> [ABOUT THIS EXERCISE]:
A line belongs in the answer if it contains "glyph"; copy every such line from the entries below.

> [EXTRACTED MATERIAL]:
★ ★ ★ ★ ★ ★ ★

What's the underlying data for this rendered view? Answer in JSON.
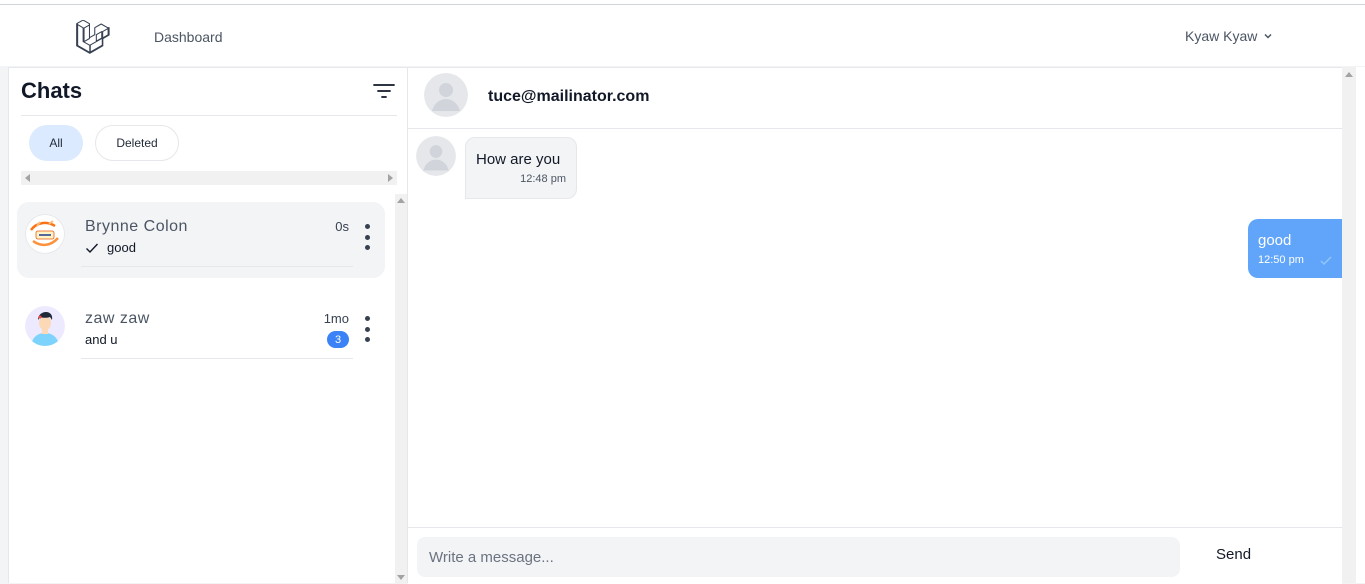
{
  "nav": {
    "logo_icon": "laravel-logo-icon",
    "dashboard_label": "Dashboard",
    "user_name": "Kyaw Kyaw"
  },
  "sidebar": {
    "title": "Chats",
    "filter_icon": "filter-icon",
    "tabs": [
      {
        "label": "All",
        "active": true
      },
      {
        "label": "Deleted",
        "active": false
      }
    ],
    "conversations": [
      {
        "name": "Brynne Colon",
        "time": "0s",
        "preview": "good",
        "read_receipt": true,
        "unread": null,
        "active": true
      },
      {
        "name": "zaw zaw",
        "time": "1mo",
        "preview": "and u",
        "read_receipt": false,
        "unread": "3",
        "active": false
      }
    ]
  },
  "thread": {
    "contact": "tuce@mailinator.com",
    "messages": [
      {
        "direction": "in",
        "text": "How are you",
        "time": "12:48 pm"
      },
      {
        "direction": "out",
        "text": "good",
        "time": "12:50 pm"
      }
    ],
    "composer_placeholder": "Write a message...",
    "send_label": "Send"
  },
  "colors": {
    "accent": "#3b82f6",
    "outgoing_bubble": "#60a5fa",
    "active_tab": "#dbeafe"
  }
}
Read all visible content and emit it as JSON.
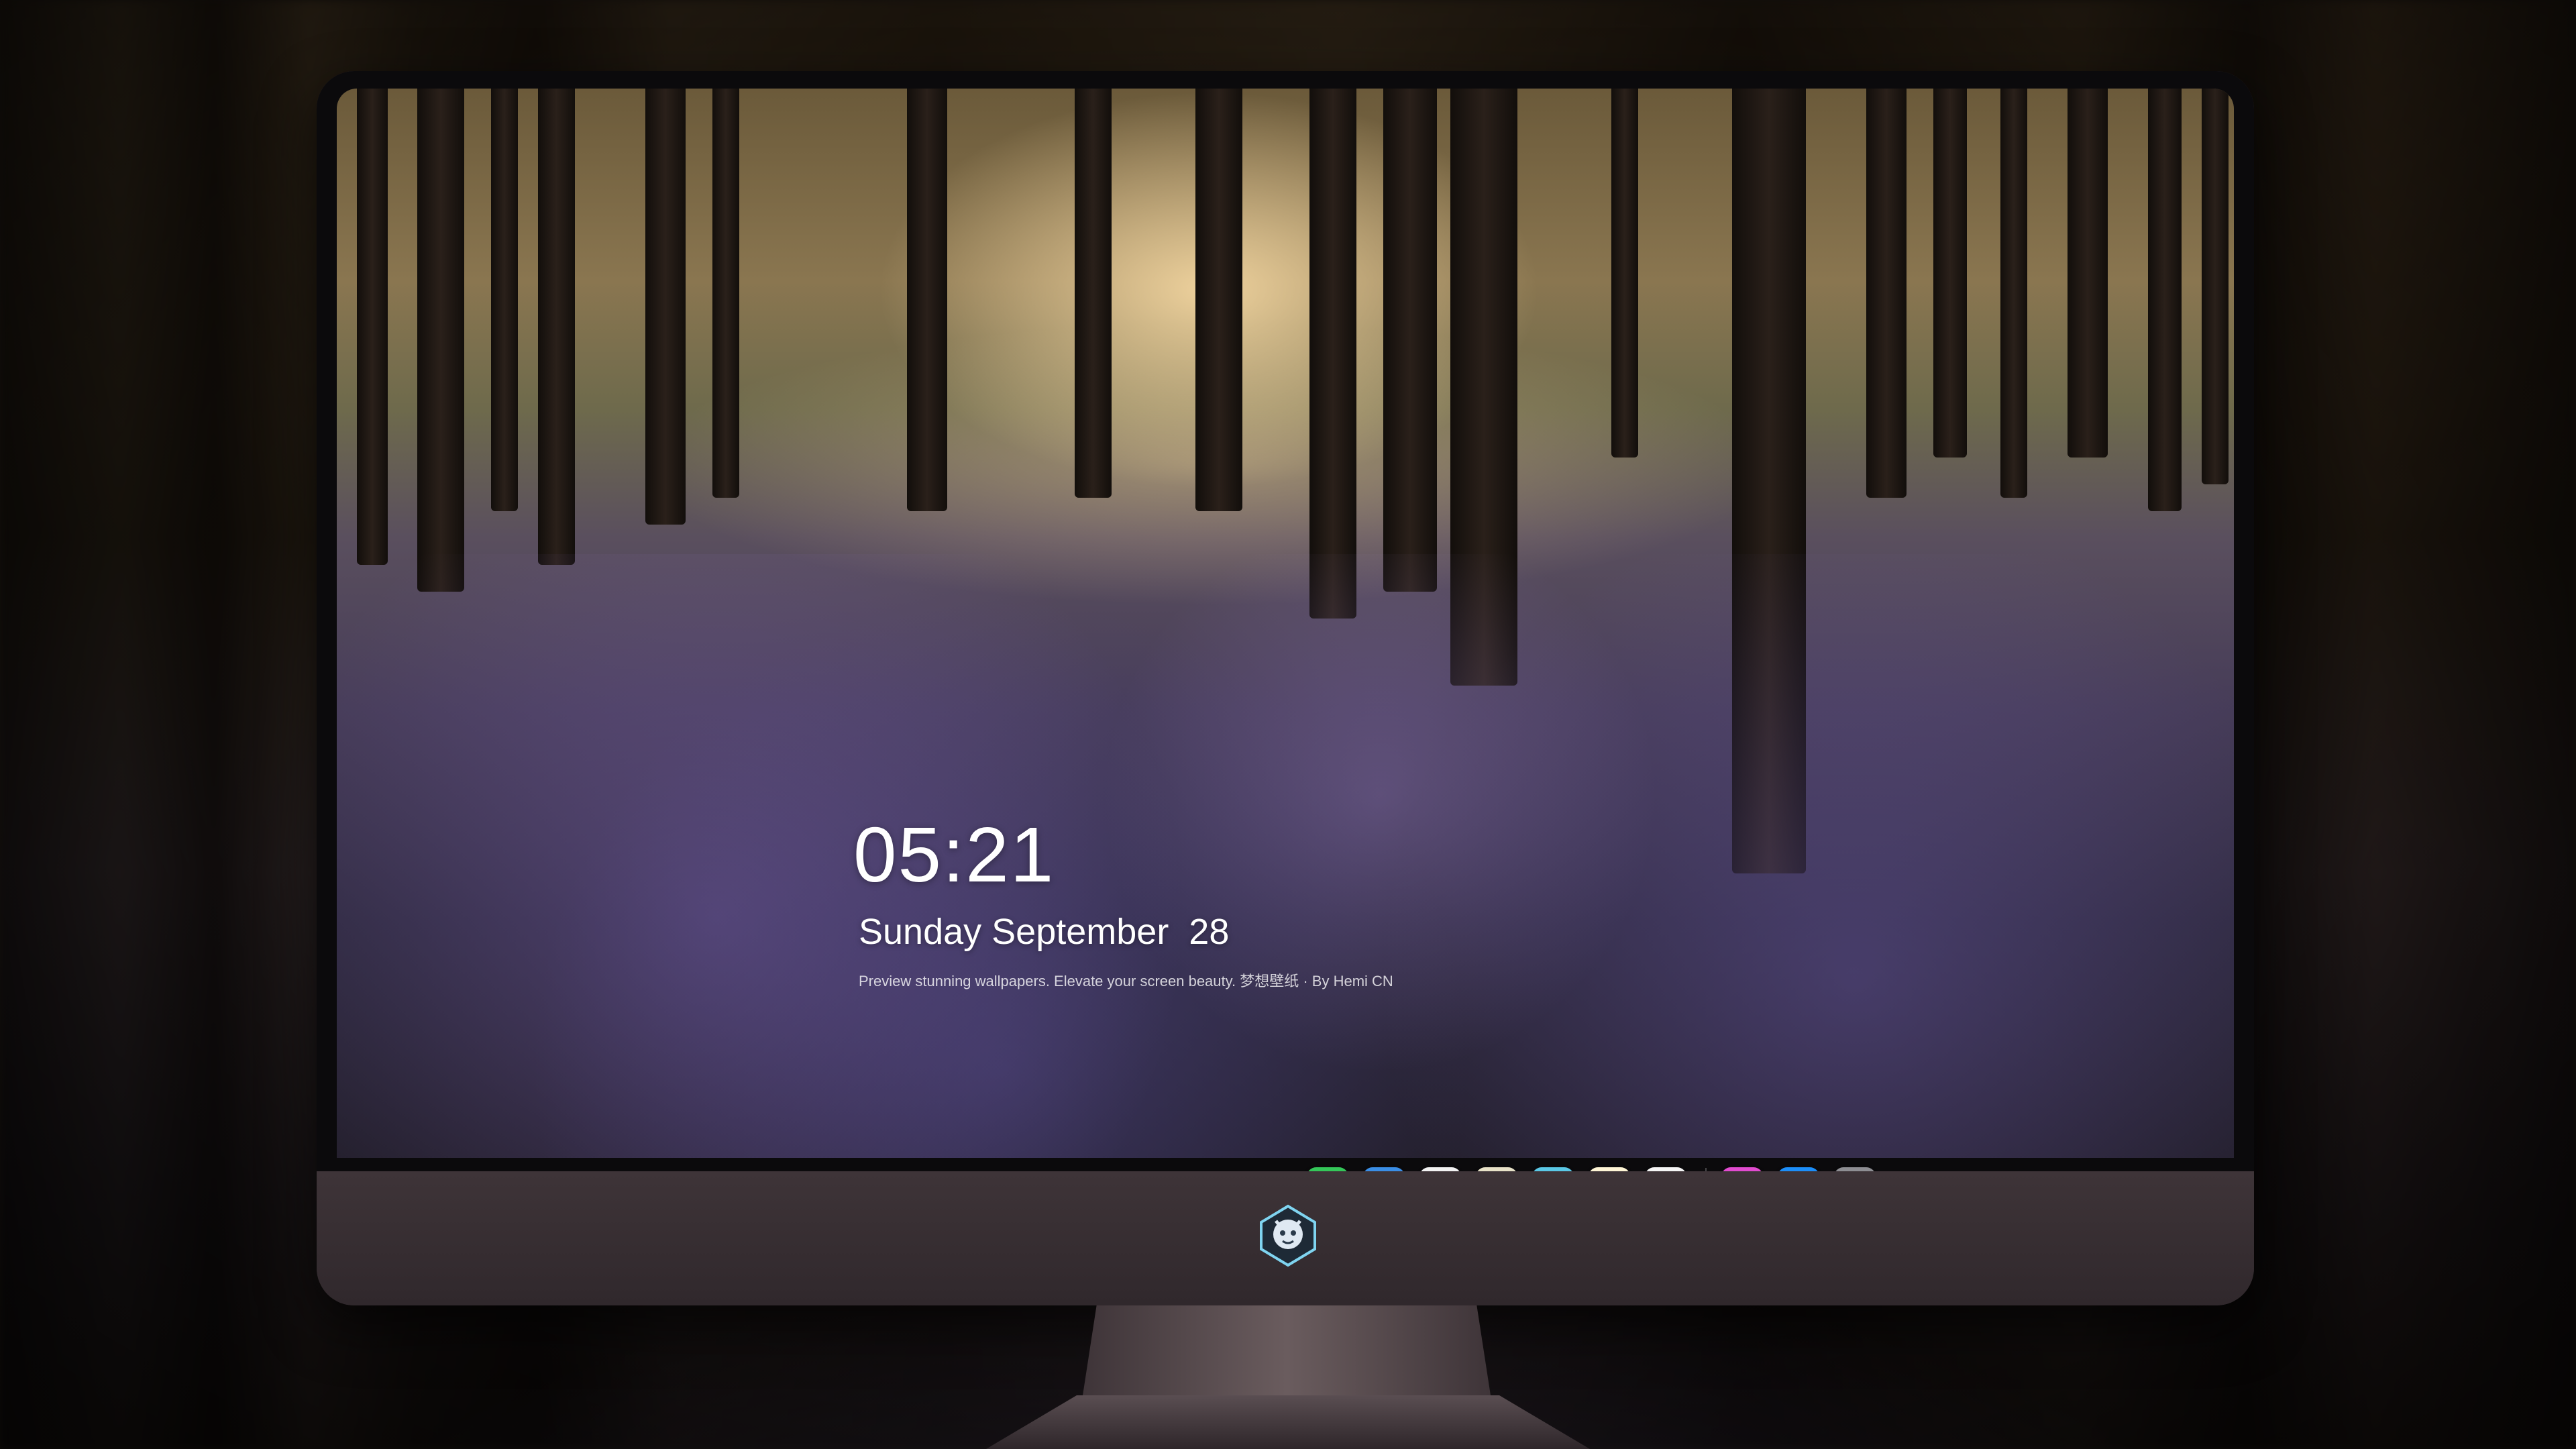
{
  "lock_screen": {
    "time": "05:21",
    "date": "Sunday September  28",
    "tagline": "Preview stunning wallpapers. Elevate your screen beauty. 梦想壁纸 · By Hemi CN"
  },
  "dock": {
    "apps": [
      {
        "name": "messages-icon",
        "bg": "#34c759",
        "glyph": "💬"
      },
      {
        "name": "weather-icon",
        "bg": "#3a8ee6",
        "glyph": "☁"
      },
      {
        "name": "clock-icon",
        "bg": "#f2f2f2",
        "glyph": "🕐"
      },
      {
        "name": "maps-icon",
        "bg": "#e8e2c8",
        "glyph": "⌖"
      },
      {
        "name": "video-icon",
        "bg": "#5ac8e6",
        "glyph": "🎬"
      },
      {
        "name": "notes-icon",
        "bg": "#fff6d6",
        "glyph": "▭"
      },
      {
        "name": "photos-icon",
        "bg": "#f5f5f5",
        "glyph": "▦"
      },
      {
        "name": "music-icon",
        "bg": "#e24bd0",
        "glyph": "♫"
      },
      {
        "name": "app-store-icon",
        "bg": "#1c8ef9",
        "glyph": "Ⓐ"
      },
      {
        "name": "camera-icon",
        "bg": "#8e8e93",
        "glyph": "📷"
      }
    ]
  },
  "colors": {
    "monitor_body": "#3a3034",
    "bezel": "#0b0a0c"
  }
}
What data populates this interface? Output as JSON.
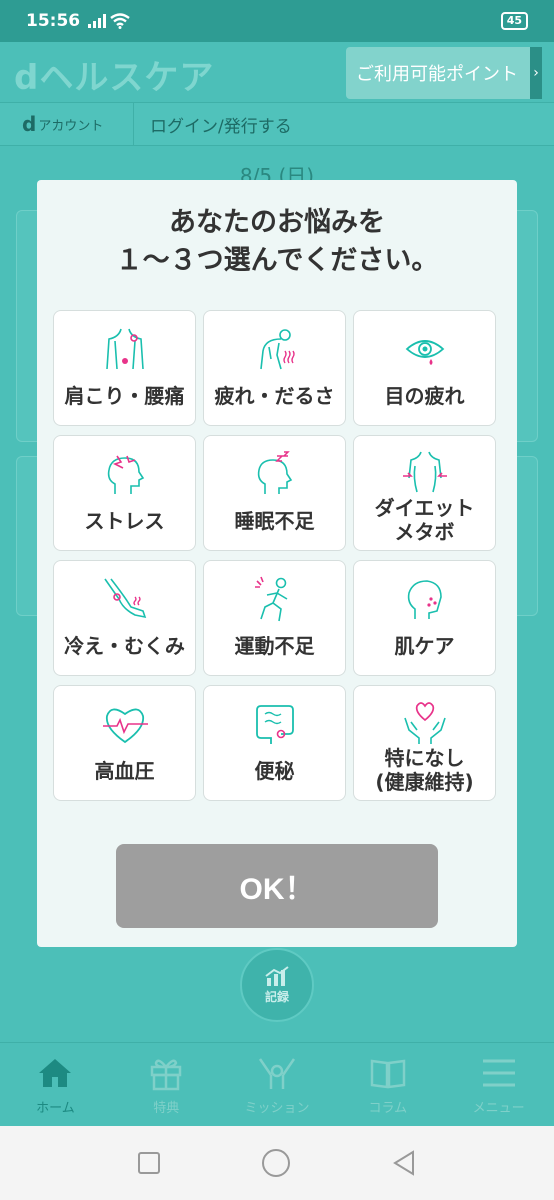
{
  "status": {
    "time": "15:56",
    "battery": "45"
  },
  "header": {
    "logo": "dヘルスケア",
    "points_button": "ご利用可能ポイント"
  },
  "account": {
    "label_prefix": "d",
    "label": "アカウント",
    "login": "ログイン/発行する"
  },
  "background": {
    "date": "8/5 (日)"
  },
  "modal": {
    "title_line1": "あなたのお悩みを",
    "title_line2": "１～３つ選んでください。",
    "options": [
      {
        "label": "肩こり・腰痛",
        "icon": "shoulder-back-pain-icon"
      },
      {
        "label": "疲れ・だるさ",
        "icon": "fatigue-icon"
      },
      {
        "label": "目の疲れ",
        "icon": "eye-strain-icon"
      },
      {
        "label": "ストレス",
        "icon": "stress-icon"
      },
      {
        "label": "睡眠不足",
        "icon": "sleep-icon"
      },
      {
        "label": "ダイエット\nメタボ",
        "icon": "diet-icon"
      },
      {
        "label": "冷え・むくみ",
        "icon": "cold-swelling-icon"
      },
      {
        "label": "運動不足",
        "icon": "running-icon"
      },
      {
        "label": "肌ケア",
        "icon": "skin-care-icon"
      },
      {
        "label": "高血圧",
        "icon": "heart-pulse-icon"
      },
      {
        "label": "便秘",
        "icon": "intestine-icon"
      },
      {
        "label": "特になし\n(健康維持)",
        "icon": "hands-heart-icon"
      }
    ],
    "ok_button": "OK！"
  },
  "record_button": "記録",
  "bottom_nav": [
    {
      "label": "ホーム",
      "icon": "home-icon",
      "active": true
    },
    {
      "label": "特典",
      "icon": "gift-icon",
      "active": false
    },
    {
      "label": "ミッション",
      "icon": "mission-icon",
      "active": false
    },
    {
      "label": "コラム",
      "icon": "book-icon",
      "active": false
    },
    {
      "label": "メニュー",
      "icon": "menu-icon",
      "active": false
    }
  ],
  "colors": {
    "teal": "#4cbfb8",
    "accent": "#1abfae",
    "pink": "#e8338a",
    "ok_disabled": "#9e9e9e"
  }
}
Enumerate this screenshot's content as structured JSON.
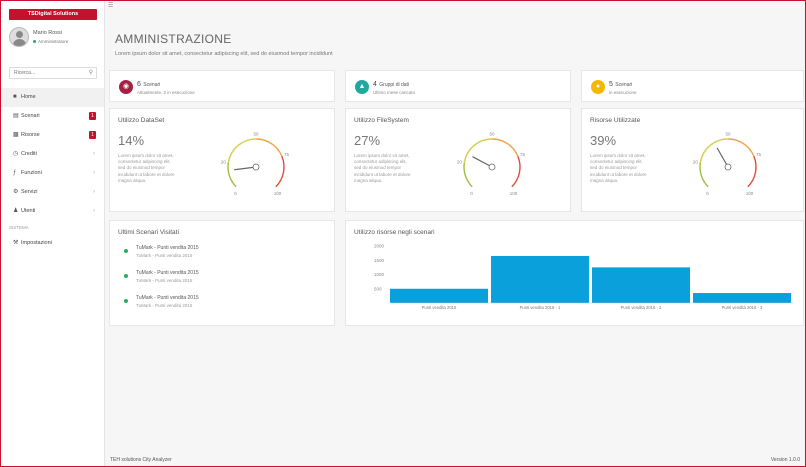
{
  "colors": {
    "brand": "#c6102e",
    "accent_blue": "#0aa0dc",
    "purple_red": "#a32242",
    "teal": "#1fa7a0",
    "yellow": "#f5b800",
    "online": "#27ae60"
  },
  "sidebar": {
    "brand": "TSDigital Solutions",
    "user": {
      "name": "Mario Rossi",
      "status": "Amministratore"
    },
    "search": {
      "placeholder": "Ricerca...",
      "icon": "search-icon"
    },
    "items": [
      {
        "label": "Home",
        "icon": "home-icon"
      },
      {
        "label": "Scenari",
        "icon": "list-icon",
        "badge": "1"
      },
      {
        "label": "Risorse",
        "icon": "database-icon",
        "badge": "1"
      },
      {
        "label": "Crediti",
        "icon": "clock-icon",
        "chevron": "›"
      },
      {
        "label": "Funzioni",
        "icon": "function-icon",
        "chevron": "›"
      },
      {
        "label": "Servizi",
        "icon": "gear-icon",
        "chevron": "›"
      },
      {
        "label": "Utenti",
        "icon": "users-icon",
        "chevron": "›"
      }
    ],
    "section_label": "SISTEMA",
    "settings_item": {
      "label": "Impostazioni",
      "icon": "wrench-icon"
    }
  },
  "main": {
    "title": "AMMINISTRAZIONE",
    "subtitle": "Lorem ipsum dolor sit amet, consectetur adipiscing elit, sed do eiusmod tempor incididunt",
    "stats": [
      {
        "number": "6",
        "label": "Scenari",
        "sub": "Attualmente, 2 in esecuzione",
        "icon": "scenario-icon"
      },
      {
        "number": "4",
        "label": "Gruppi di dati",
        "sub": "Ultimo mese caricato",
        "icon": "data-icon"
      },
      {
        "number": "5",
        "label": "Scenari",
        "sub": "in esecuzione",
        "icon": "scenario-run-icon"
      }
    ],
    "gauges": [
      {
        "title": "Utilizzo DataSet",
        "percent": "14%",
        "value_fraction": 0.14,
        "desc": "Lorem ipsum dolor sit amet, consectetur adipiscing elit, sed do eiusmod tempor incididunt ut labore et dolore magna aliqua.",
        "min": "0",
        "max": "100",
        "ticks": [
          "20",
          "50",
          "75"
        ]
      },
      {
        "title": "Utilizzo FileSystem",
        "percent": "27%",
        "value_fraction": 0.27,
        "desc": "Lorem ipsum dolor sit amet, consectetur adipiscing elit, sed do eiusmod tempor incididunt ut labore et dolore magna aliqua.",
        "min": "0",
        "max": "100",
        "ticks": [
          "20",
          "50",
          "75"
        ]
      },
      {
        "title": "Risorse Utilizzate",
        "percent": "39%",
        "value_fraction": 0.39,
        "desc": "Lorem ipsum dolor sit amet, consectetur adipiscing elit, sed do eiusmod tempor incididunt ut labore et dolore magna aliqua.",
        "min": "0",
        "max": "100",
        "ticks": [
          "20",
          "50",
          "75"
        ]
      }
    ],
    "visits": {
      "title": "Ultimi Scenari Visitati",
      "items": [
        {
          "title": "TuMark - Punti vendita 2015",
          "sub": "TuMark - Punti vendita 2015"
        },
        {
          "title": "TuMark - Punti vendita 2015",
          "sub": "TuMark - Punti vendita 2015"
        },
        {
          "title": "TuMark - Punti vendita 2015",
          "sub": "TuMark - Punti vendita 2015"
        }
      ]
    },
    "chart_title": "Utilizzo risorse negli scenari"
  },
  "chart_data": {
    "type": "bar",
    "title": "Utilizzo risorse negli scenari",
    "categories": [
      "Punti vendita 2015",
      "Punti vendita 2016 - 1",
      "Punti vendita 2016 - 2",
      "Punti vendita 2016 - 3"
    ],
    "values": [
      500,
      1650,
      1250,
      350
    ],
    "y_ticks": [
      "2000",
      "1500",
      "1000",
      "500"
    ],
    "ylim": [
      0,
      2000
    ],
    "xlabel": "",
    "ylabel": "",
    "grid": false,
    "color": "#0aa0dc"
  },
  "footer": {
    "left": "TEH solutions City Analyzer",
    "right": "Version 1.0.0"
  }
}
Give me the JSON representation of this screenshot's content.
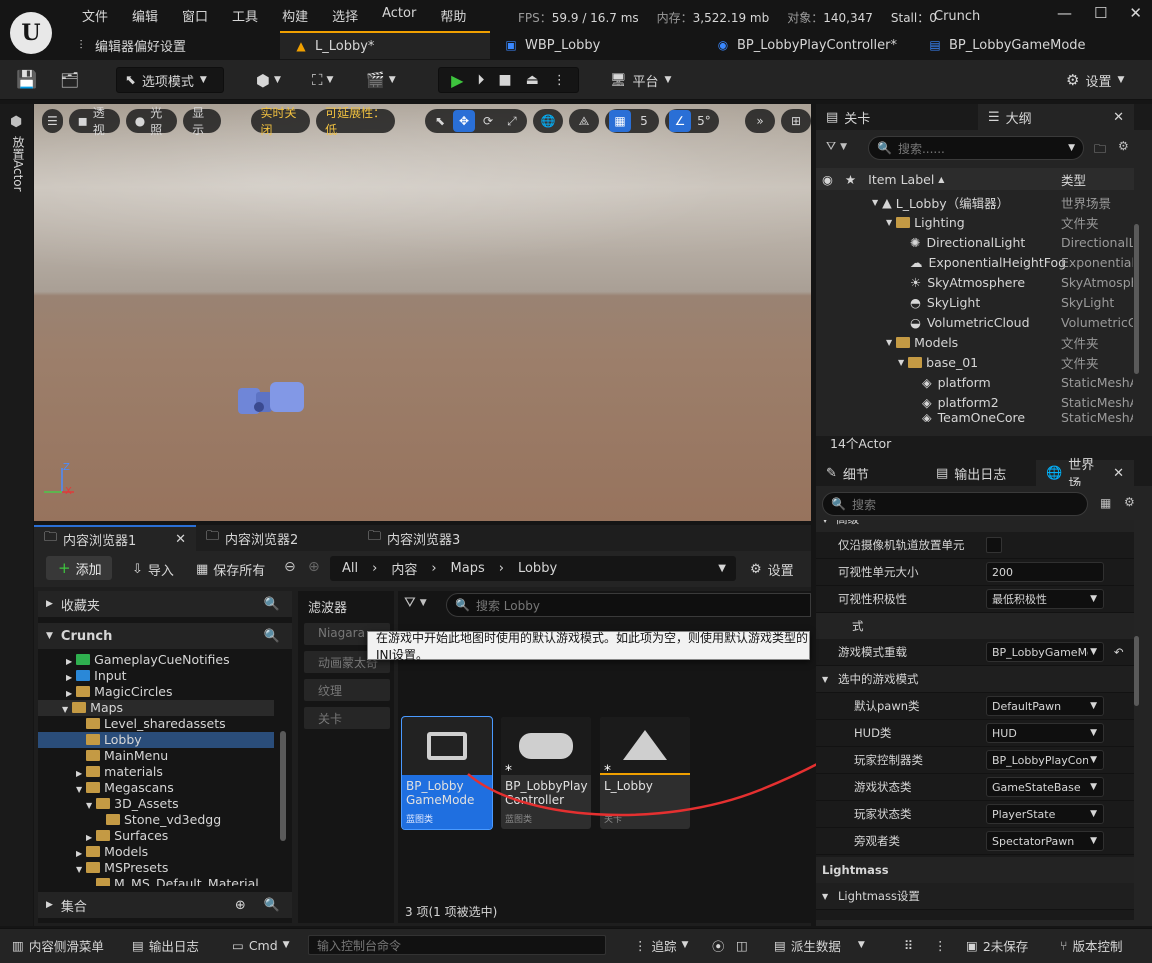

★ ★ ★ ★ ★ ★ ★

> [COMPLETED TASK]:
        "glyph": "💬"
        "glyph": "☁"
        "glyph": "🕐"
        "glyph": "⌖"
        "glyph": "🎬"
        "glyph": "▭"
        "glyph": "▦"
        "glyph": "♫"
        "glyph": "Ⓐ"
        "glyph": "📷"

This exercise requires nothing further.